*** Dataset ***
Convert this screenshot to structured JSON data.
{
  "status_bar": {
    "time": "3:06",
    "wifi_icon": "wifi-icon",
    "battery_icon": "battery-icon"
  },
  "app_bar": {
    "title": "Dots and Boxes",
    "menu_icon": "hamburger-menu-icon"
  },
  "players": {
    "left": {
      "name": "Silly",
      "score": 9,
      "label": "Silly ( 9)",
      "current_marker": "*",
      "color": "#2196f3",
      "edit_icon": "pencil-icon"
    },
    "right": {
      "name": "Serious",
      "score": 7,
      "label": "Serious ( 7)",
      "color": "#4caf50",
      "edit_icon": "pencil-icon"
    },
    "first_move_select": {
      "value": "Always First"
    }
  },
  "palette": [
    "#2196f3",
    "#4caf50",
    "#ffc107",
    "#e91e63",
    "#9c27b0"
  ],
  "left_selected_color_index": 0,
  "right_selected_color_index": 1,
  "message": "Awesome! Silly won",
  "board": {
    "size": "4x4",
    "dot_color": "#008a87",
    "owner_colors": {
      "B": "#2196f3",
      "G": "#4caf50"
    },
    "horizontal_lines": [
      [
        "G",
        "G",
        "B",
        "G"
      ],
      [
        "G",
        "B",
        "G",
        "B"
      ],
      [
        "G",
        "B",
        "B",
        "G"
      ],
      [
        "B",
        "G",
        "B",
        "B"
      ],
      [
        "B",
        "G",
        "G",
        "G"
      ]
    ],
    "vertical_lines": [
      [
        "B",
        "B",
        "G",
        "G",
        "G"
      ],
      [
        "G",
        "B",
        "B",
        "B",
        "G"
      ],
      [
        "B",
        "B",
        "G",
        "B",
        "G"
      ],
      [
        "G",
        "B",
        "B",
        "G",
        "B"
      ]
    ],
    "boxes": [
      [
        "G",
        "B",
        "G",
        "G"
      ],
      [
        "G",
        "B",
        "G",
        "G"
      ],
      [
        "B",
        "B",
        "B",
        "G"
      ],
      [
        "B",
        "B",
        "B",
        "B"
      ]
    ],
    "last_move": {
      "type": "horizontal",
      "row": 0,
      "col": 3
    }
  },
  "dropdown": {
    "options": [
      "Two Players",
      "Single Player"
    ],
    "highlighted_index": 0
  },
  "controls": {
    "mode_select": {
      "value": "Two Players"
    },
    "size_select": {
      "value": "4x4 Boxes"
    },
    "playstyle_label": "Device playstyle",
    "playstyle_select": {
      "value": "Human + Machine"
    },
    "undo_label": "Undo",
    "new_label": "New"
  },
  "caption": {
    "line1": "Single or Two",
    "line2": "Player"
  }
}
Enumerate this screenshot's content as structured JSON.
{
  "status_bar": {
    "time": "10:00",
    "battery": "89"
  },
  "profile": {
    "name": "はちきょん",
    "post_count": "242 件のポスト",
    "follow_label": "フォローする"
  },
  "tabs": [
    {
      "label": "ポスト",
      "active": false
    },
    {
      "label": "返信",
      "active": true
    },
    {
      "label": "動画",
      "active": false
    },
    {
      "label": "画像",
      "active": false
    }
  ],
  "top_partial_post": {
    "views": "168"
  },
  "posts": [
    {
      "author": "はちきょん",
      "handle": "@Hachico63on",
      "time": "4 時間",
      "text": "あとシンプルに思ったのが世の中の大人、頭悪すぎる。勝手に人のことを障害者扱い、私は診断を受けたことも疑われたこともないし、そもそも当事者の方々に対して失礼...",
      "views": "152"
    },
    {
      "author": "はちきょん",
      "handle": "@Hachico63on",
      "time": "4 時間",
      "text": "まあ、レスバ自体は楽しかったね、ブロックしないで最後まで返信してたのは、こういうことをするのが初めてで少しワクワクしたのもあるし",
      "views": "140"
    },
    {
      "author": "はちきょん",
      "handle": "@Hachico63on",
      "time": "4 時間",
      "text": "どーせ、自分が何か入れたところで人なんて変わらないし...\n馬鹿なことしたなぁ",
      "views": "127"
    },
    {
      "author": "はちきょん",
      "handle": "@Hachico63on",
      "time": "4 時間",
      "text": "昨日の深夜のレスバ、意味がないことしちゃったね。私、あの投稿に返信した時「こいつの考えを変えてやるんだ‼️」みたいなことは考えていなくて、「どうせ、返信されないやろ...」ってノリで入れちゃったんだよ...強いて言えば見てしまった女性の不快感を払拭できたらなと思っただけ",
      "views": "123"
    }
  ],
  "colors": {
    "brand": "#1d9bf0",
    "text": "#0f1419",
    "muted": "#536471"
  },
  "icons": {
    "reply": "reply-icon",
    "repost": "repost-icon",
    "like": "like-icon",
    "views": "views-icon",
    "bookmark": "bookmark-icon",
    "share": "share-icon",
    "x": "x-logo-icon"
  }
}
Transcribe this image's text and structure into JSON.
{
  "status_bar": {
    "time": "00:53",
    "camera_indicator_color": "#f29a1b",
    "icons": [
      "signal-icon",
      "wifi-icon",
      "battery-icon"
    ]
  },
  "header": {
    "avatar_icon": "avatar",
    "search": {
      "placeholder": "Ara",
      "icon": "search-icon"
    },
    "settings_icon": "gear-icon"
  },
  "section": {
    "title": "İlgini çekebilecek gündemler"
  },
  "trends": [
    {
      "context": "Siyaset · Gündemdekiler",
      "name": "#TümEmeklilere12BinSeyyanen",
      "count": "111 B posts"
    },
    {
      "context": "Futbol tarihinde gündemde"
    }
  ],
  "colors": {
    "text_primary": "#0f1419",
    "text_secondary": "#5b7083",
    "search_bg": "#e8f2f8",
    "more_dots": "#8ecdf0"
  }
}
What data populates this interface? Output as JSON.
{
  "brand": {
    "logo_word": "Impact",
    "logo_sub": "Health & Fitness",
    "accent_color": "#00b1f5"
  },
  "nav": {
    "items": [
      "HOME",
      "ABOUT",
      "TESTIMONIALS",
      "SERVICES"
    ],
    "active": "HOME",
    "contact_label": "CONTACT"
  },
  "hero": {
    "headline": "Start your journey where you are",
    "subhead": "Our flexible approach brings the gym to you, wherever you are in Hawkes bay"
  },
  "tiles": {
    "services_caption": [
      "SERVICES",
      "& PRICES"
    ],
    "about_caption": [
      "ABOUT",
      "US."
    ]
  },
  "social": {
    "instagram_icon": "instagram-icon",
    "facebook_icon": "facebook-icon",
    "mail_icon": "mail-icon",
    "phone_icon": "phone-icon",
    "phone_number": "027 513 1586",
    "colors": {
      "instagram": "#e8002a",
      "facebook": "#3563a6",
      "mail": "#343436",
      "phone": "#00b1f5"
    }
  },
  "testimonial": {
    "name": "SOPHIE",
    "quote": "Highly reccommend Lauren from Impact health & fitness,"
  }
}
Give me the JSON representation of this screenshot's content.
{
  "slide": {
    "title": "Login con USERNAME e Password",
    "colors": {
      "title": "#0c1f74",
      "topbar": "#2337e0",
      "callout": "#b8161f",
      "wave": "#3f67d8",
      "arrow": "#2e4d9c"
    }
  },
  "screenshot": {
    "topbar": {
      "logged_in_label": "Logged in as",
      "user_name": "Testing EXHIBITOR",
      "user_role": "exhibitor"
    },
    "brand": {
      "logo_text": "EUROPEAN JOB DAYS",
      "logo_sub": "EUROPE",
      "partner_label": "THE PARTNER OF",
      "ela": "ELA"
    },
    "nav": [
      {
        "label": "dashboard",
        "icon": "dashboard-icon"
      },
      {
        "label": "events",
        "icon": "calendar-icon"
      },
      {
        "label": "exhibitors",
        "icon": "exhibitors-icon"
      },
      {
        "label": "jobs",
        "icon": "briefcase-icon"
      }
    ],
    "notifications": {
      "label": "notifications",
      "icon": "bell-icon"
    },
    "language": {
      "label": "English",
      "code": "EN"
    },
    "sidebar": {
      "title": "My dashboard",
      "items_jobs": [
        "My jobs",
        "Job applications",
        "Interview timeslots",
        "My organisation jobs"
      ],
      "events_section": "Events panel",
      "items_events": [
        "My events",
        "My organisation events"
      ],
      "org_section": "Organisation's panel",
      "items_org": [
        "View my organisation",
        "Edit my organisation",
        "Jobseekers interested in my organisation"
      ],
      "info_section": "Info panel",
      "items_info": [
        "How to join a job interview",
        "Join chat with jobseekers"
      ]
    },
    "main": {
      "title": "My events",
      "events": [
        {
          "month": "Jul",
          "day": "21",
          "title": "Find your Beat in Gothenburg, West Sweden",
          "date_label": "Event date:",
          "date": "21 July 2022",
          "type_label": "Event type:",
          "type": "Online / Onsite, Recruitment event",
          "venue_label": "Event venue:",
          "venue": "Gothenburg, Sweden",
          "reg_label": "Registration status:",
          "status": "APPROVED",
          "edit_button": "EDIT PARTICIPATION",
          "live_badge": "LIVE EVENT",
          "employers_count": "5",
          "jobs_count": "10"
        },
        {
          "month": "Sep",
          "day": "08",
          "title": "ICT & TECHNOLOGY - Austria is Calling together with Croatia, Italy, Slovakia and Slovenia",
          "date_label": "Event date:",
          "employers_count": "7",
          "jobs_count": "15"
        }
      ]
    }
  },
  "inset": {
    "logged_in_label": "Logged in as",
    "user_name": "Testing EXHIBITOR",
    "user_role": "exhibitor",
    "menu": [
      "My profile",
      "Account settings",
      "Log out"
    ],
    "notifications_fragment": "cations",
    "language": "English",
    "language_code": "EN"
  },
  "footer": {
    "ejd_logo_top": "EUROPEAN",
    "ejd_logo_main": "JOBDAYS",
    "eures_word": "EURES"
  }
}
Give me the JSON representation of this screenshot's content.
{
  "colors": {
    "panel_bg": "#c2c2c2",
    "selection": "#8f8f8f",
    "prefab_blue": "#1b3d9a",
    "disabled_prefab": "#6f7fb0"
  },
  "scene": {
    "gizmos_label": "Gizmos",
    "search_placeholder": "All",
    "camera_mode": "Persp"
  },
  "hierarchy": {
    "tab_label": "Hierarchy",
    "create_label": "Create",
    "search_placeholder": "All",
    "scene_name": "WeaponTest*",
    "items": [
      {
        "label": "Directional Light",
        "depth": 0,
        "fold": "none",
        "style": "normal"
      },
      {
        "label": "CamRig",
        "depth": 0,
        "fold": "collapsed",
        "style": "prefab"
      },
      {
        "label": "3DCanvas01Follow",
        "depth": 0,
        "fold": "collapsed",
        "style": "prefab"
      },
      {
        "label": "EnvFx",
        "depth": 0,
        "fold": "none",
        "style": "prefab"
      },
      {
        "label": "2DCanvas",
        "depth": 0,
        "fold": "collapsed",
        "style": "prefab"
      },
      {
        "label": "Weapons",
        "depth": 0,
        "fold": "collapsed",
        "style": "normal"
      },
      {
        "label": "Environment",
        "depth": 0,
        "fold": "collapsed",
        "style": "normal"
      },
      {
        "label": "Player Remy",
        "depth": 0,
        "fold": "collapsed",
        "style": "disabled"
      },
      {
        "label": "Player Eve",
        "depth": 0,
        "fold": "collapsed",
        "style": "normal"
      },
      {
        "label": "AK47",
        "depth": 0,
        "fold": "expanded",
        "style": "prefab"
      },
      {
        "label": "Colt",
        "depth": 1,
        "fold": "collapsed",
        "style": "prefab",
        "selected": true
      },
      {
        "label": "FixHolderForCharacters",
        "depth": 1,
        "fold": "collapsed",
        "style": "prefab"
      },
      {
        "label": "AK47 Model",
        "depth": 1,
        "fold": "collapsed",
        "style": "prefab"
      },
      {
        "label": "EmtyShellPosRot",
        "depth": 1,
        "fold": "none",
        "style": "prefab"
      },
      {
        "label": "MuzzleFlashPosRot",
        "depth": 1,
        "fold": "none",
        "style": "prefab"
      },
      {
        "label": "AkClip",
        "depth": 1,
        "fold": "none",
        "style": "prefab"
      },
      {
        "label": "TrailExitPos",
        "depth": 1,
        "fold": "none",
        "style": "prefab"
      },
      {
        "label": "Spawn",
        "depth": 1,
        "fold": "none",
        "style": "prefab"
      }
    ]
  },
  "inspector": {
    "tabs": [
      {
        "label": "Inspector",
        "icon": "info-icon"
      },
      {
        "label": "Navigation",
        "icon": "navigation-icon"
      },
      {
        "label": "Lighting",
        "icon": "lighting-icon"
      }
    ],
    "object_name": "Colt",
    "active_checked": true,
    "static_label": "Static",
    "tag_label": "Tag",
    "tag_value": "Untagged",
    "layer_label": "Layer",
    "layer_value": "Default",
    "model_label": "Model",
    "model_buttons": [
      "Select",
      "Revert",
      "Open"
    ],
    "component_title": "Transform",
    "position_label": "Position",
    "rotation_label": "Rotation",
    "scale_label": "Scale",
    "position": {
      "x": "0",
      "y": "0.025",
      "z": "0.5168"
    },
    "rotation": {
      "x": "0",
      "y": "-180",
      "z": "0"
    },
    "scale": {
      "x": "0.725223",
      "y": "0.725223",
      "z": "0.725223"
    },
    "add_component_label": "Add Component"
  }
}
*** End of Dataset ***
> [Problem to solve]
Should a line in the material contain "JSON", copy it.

> [Solution to the exercise]
Convert this screenshot to structured JSON data.
Enumerate this screenshot's content as structured JSON.
Transcribe this image's text and structure into JSON.
What data populates this interface? Output as JSON.
Give me the JSON representation of this screenshot's content.
Give me the JSON representation of this screenshot's content.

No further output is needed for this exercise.